The film is presented in the original Dutch mono soundtrack only (with optional English subtitles in yellow) and there is really nothing else to be said except it does the job nicely. Dialogue is clear and hiss-free, and the music (consisting of a ‘70s laidback jazz soundtrack) comes across very well.
This DVD was released as part of Anchor Bay’s ‘Paul Verhoeven Collection’ and the extras they have gathered for this release are pretty good. First of all, the disc has static menus accompanied by music from the film.
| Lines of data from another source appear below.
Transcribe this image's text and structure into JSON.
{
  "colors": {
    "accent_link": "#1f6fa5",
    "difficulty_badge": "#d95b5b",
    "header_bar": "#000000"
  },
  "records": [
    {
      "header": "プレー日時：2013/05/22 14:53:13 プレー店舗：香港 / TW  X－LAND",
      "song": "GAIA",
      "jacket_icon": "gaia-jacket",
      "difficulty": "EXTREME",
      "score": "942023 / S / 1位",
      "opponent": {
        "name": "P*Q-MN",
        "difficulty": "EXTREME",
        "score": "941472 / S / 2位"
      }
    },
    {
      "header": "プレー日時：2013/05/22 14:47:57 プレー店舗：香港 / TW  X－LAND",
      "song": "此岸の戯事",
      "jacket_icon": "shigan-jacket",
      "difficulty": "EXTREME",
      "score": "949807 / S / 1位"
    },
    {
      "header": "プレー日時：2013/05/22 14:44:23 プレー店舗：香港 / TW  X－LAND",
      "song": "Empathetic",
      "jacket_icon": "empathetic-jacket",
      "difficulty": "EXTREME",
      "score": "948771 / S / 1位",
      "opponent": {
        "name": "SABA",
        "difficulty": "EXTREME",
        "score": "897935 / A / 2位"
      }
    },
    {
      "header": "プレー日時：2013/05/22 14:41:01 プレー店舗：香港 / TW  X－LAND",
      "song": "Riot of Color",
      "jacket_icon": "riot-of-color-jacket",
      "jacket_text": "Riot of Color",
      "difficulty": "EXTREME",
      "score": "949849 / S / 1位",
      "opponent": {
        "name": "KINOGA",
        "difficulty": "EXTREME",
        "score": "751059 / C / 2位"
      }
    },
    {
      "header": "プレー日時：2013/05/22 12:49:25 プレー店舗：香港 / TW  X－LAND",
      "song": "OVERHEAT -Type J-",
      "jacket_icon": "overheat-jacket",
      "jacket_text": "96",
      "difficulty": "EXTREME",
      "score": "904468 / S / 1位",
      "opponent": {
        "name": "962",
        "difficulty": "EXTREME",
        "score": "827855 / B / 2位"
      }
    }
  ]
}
The film itself is contained on a generous 29 chapters.
The extras consist of a photo gallery of 31 production stills, a (subtitled) theatrical trailer (in widescreen), detailed talent biographies of director Paul Verhoeven and stars Rutger Hauer and Monique van de Ven, and a characteristically appealing commentary from the madman himself, Paul Verhoeven.
In it, he describes his working relationship with long-time collaborators like DoP Jan de Bont (now, of course, a well-known director in his own right with Speed, Twister, etc.) and Rutger Hauer (who, it is mentioned, had a turbulent relationship with the director on the subsequent films they made together.) Verhoeven also discusses writer Jan Wolkers and the liberties he took in translating the author’s novel to the screen, the technical improvisations brought about by the film’s budgetary constraints as well as the technical errors that were made during production, what he believes works in the film and what doesn’t, and so on. He also talks about the film’s themes of sex, love and death, his use of symbolism throughout the movie, his reasons for choosing the actors, even discussing the differences between Dutch and American filmmaking sensibilities from a director’s point-of-view. If his commentary is a little too over-explanatory at times, at least it is never dull and it offers some interesting insights into Verhoeven’s filmmaking philosophy.
The audio and video are well up to scratch and the extras are better than average. The film itself is one of Verhoeven’s finest earlier works so if you enjoy his incendiary brand of filmmaking, then this is the DVD for you.
Last updated: 31/05/2018 20:00:04